Appetite for Alternative UCITS shows no abating
The appetite for alternative UCITS funds continues to grow amid institutional investor demand and regulatory uncertainty around the Alternative Investment Fund Managers Directive (AIFMD).
A number of institutional investors, such as risk-averse pension funds and insurers within Europe, are more amenable to investing into UCITS as they recognize the product offers them generous liquidity terms and is onshore, something that resonates with their underlying shareholders.
UCITS strategies have evolved markedly over the preceding three decades having shifted beyond vanilla bonds and equities into more dynamic offerings, particularly following the passage of UCITS III. Nonetheless, regulators are conscious that the brand must remain robust if it is to retain its investor appeal, with the European Securities and Markets Authority (ESMA) clamping down on alternative managers transacting in commodity derivatives, for example.
The allure of UCITS is not just confined to Europe. Allocators in Latin America and Asia-Pacific (APAC) remain enthusiastic buyers of the brand. However, the ASEAN Collective Investment Scheme (CIS) which will permit cross-border retail fund passporting between Singapore, Thailand and Malaysia went live in August 2014, and this initiative could pose a challenge to UCITS.
Another UCITS challenger in APAC could be the Asian Region Funds Passport (ARFP), which envisages fund passporting between Australia, New Zealand, Singapore, South Korea, Thailand and Philippines, although this is some way from fruition. Interest in UCITS among US investors remains lacklustre as many prefer to invest into ’40 Act funds, although this aversion to UCITS could yet change. Nonetheless, UCITS remains one of the most reputable fund brands in APAC and Latin America.
AIFMD uncertainty is also facilitating growing interest in UCITS with a number of US managers looking to unveil UCITS compliant alternative funds. Several EU member states have gold-plated their national private placement regimes (NPPR) – such as Germany and Denmark - making it increasingly hard for AIFMs to market to institutional investors.
While there are some barriers for UCITS to clear when marketing across the EU, there have been major improvements following UCITS IV’s introduction making it easier to distribute, without impediment, into the majority of member states.
Those non-EU firms relying on reverse solicitation to attract capital have found that it has yielded few results, while others have been warned by lawyers that minor marketing breaches could expose them to severe regulatory sanctions. Continued uncertainty as to whether the pan-EU marketing passport will be extended to non-EU managers is also pushing more non-EU firms to embrace UCITS. The costs associated of AIFMD are still unknown, and many managers are pursuing UCITS as it is a tried and tested model.
Going forward, UCITS V – due to be implemented in March 2016 - will introduce a number of changes.

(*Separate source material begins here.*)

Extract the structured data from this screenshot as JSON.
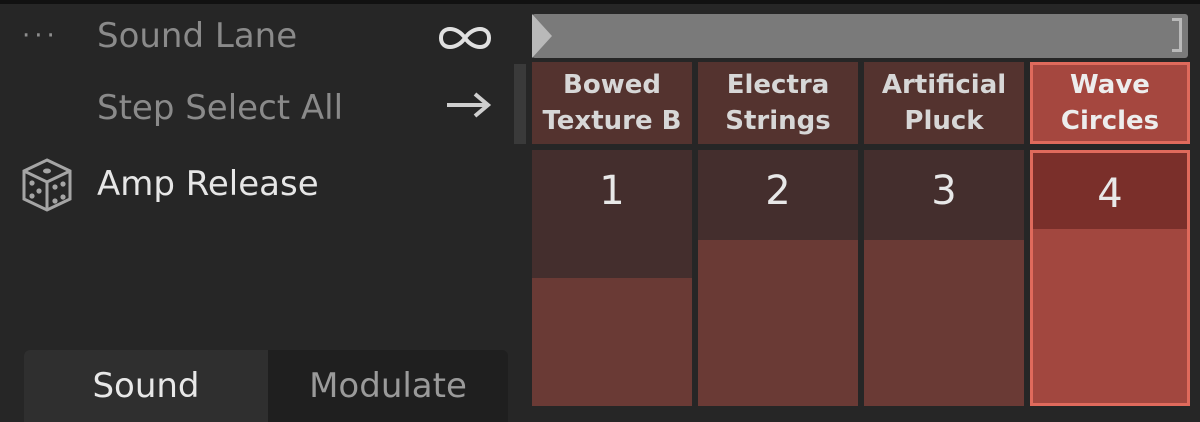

It will impose a stricter version of depositary liability than AIFMD whereby depositaries will be prohibited from discharging any liability for loss or misappropriation of assets at the sub-custodian including the Central Securities Depository (CSD). It will also subject fund managers to remuneration restrictions similar to that of AIFMD as regulators seek to harmonise the two Directives.

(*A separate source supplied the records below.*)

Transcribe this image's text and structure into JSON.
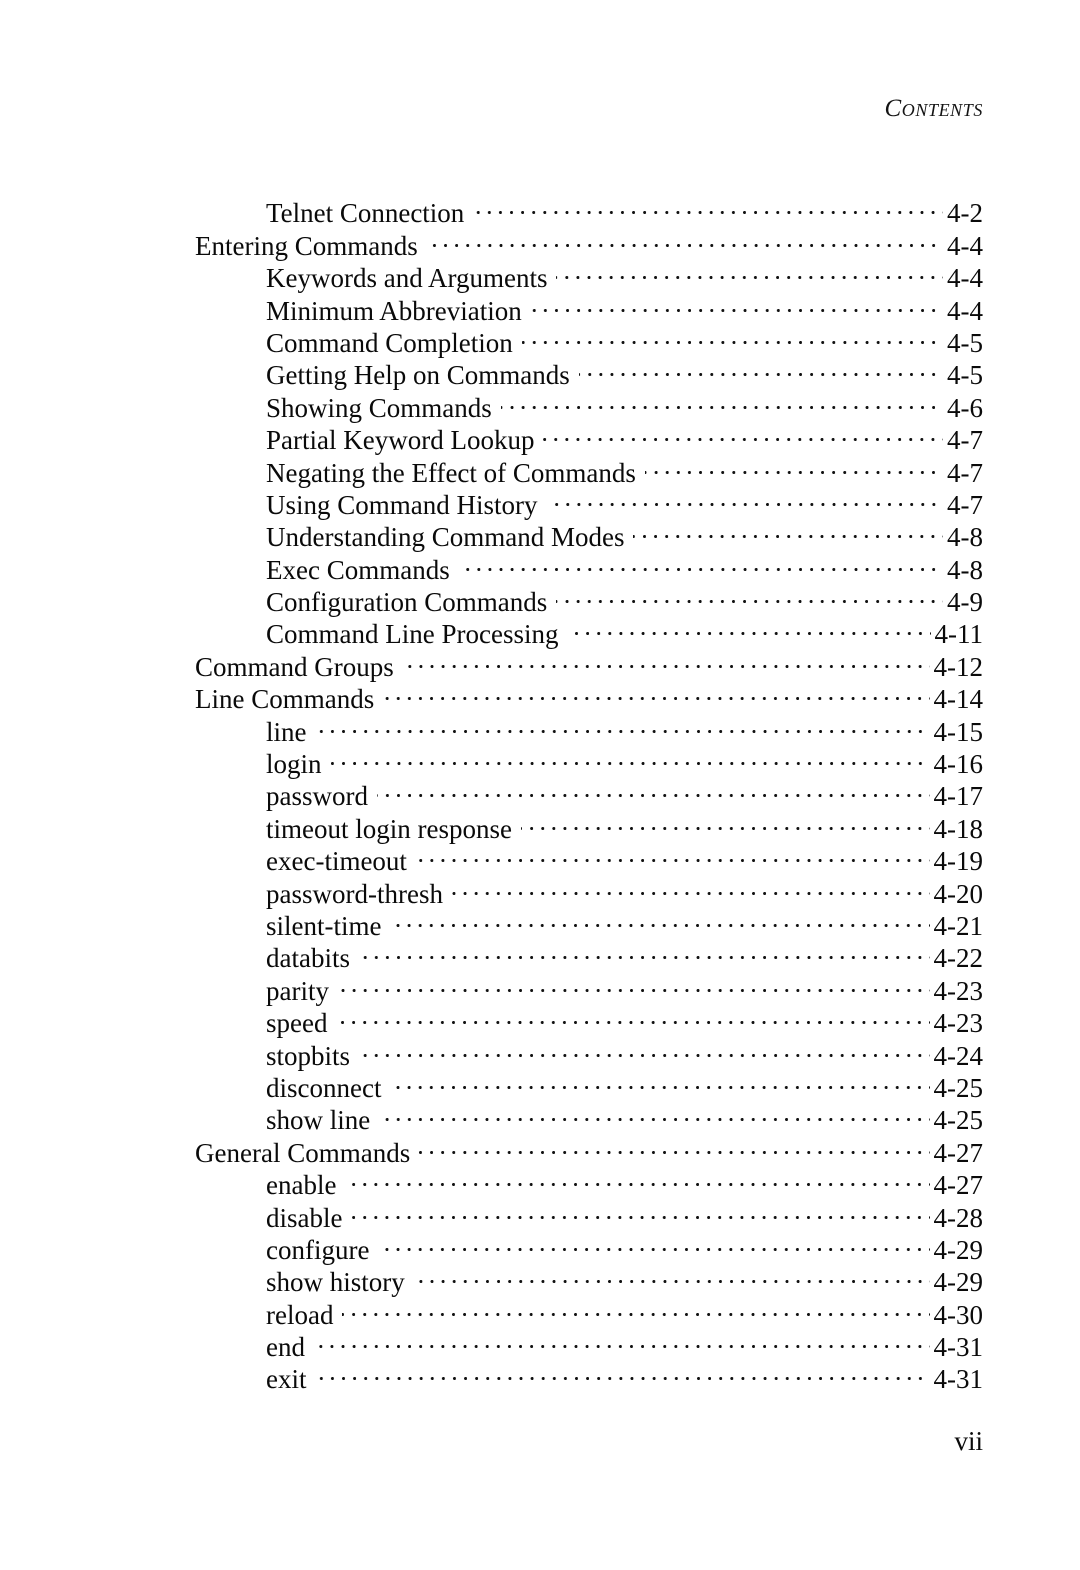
{
  "header": {
    "running_head": "Contents"
  },
  "folio": {
    "page_number": "vii"
  },
  "toc": {
    "entries": [
      {
        "title": "Telnet Connection",
        "page": "4-2",
        "level": 2
      },
      {
        "title": "Entering Commands",
        "page": "4-4",
        "level": 1
      },
      {
        "title": "Keywords and Arguments",
        "page": "4-4",
        "level": 2
      },
      {
        "title": "Minimum Abbreviation",
        "page": "4-4",
        "level": 2
      },
      {
        "title": "Command Completion",
        "page": "4-5",
        "level": 2
      },
      {
        "title": "Getting Help on Commands",
        "page": "4-5",
        "level": 2
      },
      {
        "title": "Showing Commands",
        "page": "4-6",
        "level": 2
      },
      {
        "title": "Partial Keyword Lookup",
        "page": "4-7",
        "level": 2
      },
      {
        "title": "Negating the Effect of Commands",
        "page": "4-7",
        "level": 2
      },
      {
        "title": "Using Command History",
        "page": "4-7",
        "level": 2
      },
      {
        "title": "Understanding Command Modes",
        "page": "4-8",
        "level": 2
      },
      {
        "title": "Exec Commands",
        "page": "4-8",
        "level": 2
      },
      {
        "title": "Configuration Commands",
        "page": "4-9",
        "level": 2
      },
      {
        "title": "Command Line Processing",
        "page": "4-11",
        "level": 2
      },
      {
        "title": "Command Groups",
        "page": "4-12",
        "level": 1
      },
      {
        "title": "Line Commands",
        "page": "4-14",
        "level": 1
      },
      {
        "title": "line",
        "page": "4-15",
        "level": 2
      },
      {
        "title": "login",
        "page": "4-16",
        "level": 2
      },
      {
        "title": "password",
        "page": "4-17",
        "level": 2
      },
      {
        "title": "timeout login response",
        "page": "4-18",
        "level": 2
      },
      {
        "title": "exec-timeout",
        "page": "4-19",
        "level": 2
      },
      {
        "title": "password-thresh",
        "page": "4-20",
        "level": 2
      },
      {
        "title": "silent-time",
        "page": "4-21",
        "level": 2
      },
      {
        "title": "databits",
        "page": "4-22",
        "level": 2
      },
      {
        "title": "parity",
        "page": "4-23",
        "level": 2
      },
      {
        "title": "speed",
        "page": "4-23",
        "level": 2
      },
      {
        "title": "stopbits",
        "page": "4-24",
        "level": 2
      },
      {
        "title": "disconnect",
        "page": "4-25",
        "level": 2
      },
      {
        "title": "show line",
        "page": "4-25",
        "level": 2
      },
      {
        "title": "General Commands",
        "page": "4-27",
        "level": 1
      },
      {
        "title": "enable",
        "page": "4-27",
        "level": 2
      },
      {
        "title": "disable",
        "page": "4-28",
        "level": 2
      },
      {
        "title": "configure",
        "page": "4-29",
        "level": 2
      },
      {
        "title": "show history",
        "page": "4-29",
        "level": 2
      },
      {
        "title": "reload",
        "page": "4-30",
        "level": 2
      },
      {
        "title": "end",
        "page": "4-31",
        "level": 2
      },
      {
        "title": "exit",
        "page": "4-31",
        "level": 2
      }
    ]
  }
}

There are even discussions around UCITS VI, which some believe will facilitate a pan-EU depositary passport meaning managers will not need to appoint a depositary operating in the same jurisdiction as their UCITS fund. This would be hugely beneficial to jurisdictions such as Malta which do not possess a wide range of depositary operations. There is also speculation around the adoption of stricter eligibility criteria for assets that can be traded by UCITS. It is believed this is part of European regulators’ attempts to make UCITS strictly retail and AIFMs institutional.
At present, alternative managers are readily embracing UCITS as they recognize the capital raising opportunities it affords. Simultaneously, uncertainty around AIFMD is prompting some non-EU managers to embrace UCITS in order to gain a European footprint.
Colin Keane, Country Head of SS&C GlobeOp Ireland